Work out how many lines of the listing below include the string "Small", and give that number alone.

| Material for the task |
────────────────

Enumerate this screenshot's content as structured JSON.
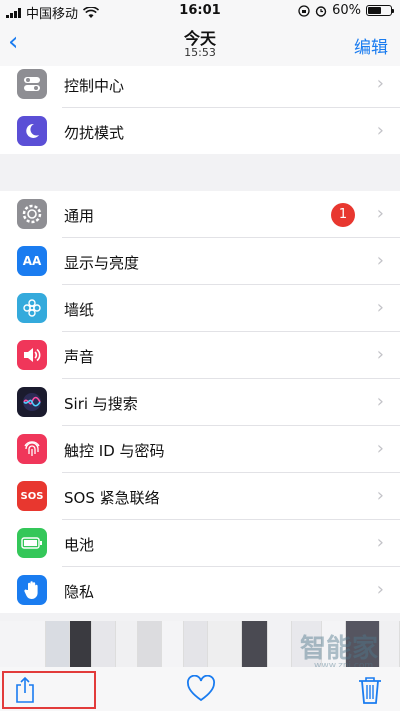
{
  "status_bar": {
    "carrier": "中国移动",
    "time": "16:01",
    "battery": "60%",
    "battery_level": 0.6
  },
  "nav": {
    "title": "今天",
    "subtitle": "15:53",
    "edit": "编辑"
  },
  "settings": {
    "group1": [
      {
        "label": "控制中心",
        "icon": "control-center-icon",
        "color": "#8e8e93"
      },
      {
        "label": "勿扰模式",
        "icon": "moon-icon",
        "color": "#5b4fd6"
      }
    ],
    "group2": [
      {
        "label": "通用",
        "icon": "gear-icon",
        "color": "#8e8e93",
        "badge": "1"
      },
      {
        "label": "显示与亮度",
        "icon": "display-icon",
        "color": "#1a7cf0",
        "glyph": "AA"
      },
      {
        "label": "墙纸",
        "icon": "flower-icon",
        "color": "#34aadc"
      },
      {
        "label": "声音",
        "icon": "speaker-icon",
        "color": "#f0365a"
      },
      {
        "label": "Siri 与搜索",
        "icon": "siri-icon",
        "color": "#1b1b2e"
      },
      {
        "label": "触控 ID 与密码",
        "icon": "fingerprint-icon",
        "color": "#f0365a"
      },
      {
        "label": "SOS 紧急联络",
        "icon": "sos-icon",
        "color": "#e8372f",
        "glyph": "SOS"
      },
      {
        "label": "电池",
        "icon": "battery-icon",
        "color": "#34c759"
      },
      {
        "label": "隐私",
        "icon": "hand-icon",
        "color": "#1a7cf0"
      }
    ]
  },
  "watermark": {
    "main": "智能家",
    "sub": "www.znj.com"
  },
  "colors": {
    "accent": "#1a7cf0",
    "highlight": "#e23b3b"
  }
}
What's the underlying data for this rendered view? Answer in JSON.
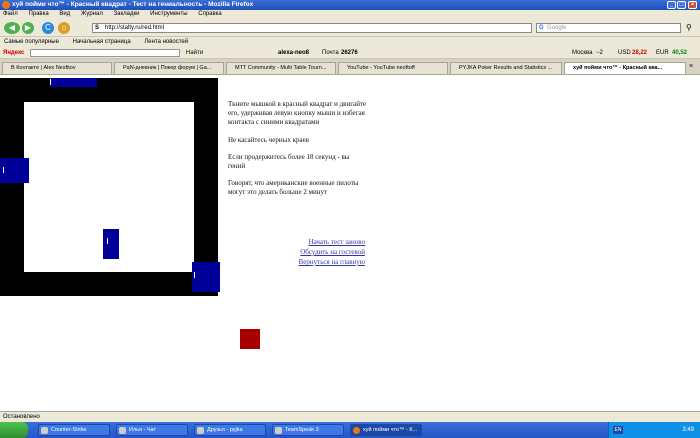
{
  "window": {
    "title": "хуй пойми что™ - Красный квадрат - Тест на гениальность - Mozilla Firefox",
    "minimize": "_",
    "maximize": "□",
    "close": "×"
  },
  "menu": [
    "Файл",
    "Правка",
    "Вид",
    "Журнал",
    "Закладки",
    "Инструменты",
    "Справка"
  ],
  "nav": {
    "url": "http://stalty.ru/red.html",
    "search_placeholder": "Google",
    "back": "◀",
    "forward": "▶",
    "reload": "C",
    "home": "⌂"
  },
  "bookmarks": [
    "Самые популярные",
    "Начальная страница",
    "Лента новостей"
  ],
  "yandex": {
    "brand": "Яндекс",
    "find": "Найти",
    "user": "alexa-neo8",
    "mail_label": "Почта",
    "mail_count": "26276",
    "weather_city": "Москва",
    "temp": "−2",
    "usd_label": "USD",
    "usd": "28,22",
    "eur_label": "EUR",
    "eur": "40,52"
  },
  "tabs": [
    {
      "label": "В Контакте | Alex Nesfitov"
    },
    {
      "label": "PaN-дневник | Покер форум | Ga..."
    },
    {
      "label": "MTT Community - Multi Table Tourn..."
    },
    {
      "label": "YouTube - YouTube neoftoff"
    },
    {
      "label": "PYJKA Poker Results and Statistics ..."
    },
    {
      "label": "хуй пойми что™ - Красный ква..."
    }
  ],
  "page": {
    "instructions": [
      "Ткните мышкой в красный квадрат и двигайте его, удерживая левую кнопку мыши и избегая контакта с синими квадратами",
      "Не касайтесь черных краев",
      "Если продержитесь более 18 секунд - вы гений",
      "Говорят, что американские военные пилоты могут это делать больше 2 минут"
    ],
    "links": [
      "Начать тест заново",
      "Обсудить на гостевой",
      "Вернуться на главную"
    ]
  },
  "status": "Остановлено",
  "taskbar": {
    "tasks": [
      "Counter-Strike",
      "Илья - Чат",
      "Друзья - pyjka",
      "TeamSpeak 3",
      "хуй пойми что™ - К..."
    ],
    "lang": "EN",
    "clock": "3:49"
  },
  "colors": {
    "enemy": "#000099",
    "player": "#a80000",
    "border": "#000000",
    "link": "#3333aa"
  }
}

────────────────

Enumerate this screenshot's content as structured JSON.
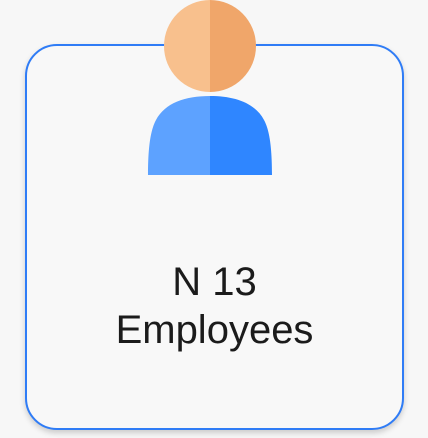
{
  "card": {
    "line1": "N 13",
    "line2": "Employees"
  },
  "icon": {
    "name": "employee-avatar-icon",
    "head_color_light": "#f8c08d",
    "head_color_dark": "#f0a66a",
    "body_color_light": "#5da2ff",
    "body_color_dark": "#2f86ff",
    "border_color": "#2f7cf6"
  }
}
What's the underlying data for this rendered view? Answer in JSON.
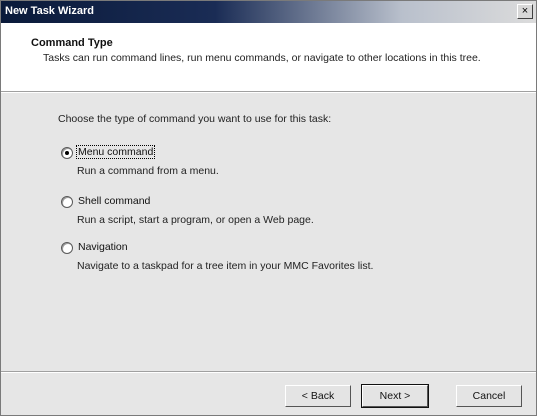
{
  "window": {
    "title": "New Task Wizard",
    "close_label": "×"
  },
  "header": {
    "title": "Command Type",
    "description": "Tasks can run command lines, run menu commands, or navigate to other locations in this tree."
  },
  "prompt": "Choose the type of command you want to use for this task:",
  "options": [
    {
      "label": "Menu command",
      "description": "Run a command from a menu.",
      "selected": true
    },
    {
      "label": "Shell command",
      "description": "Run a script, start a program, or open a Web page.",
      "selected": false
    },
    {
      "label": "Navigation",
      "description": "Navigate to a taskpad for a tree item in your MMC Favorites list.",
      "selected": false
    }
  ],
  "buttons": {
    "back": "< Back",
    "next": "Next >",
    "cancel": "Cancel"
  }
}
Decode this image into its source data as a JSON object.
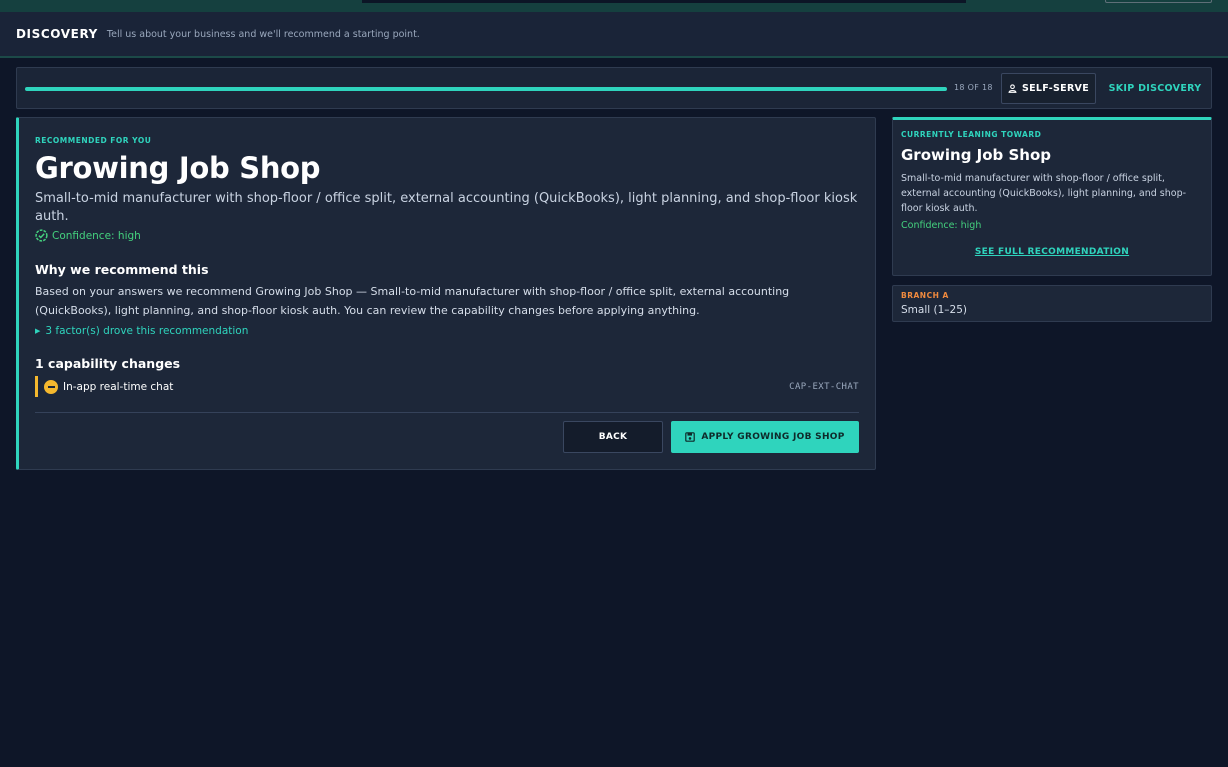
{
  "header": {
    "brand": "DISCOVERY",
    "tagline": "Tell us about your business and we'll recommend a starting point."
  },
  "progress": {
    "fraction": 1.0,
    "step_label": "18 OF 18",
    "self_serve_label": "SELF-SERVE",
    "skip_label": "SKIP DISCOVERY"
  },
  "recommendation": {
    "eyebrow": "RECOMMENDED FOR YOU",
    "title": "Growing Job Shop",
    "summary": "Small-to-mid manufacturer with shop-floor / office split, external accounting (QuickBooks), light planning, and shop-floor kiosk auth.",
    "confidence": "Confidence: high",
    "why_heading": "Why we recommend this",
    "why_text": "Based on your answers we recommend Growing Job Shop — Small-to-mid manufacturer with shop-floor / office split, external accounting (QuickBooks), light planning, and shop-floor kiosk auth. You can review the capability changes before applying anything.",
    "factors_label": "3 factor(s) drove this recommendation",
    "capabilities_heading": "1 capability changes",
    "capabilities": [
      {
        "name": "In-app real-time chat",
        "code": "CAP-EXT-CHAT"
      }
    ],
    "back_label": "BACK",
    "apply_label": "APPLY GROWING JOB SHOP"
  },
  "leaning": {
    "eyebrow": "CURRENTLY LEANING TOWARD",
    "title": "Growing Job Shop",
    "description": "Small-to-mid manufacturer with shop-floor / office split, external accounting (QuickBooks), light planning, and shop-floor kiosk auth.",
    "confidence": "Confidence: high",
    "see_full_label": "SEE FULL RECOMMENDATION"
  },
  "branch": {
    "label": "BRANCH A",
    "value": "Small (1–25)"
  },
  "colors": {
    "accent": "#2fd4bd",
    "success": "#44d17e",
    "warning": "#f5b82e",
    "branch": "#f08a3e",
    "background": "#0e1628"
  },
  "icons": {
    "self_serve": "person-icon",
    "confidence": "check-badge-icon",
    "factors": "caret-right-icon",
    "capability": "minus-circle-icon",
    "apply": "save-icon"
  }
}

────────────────

| Response to the task |
4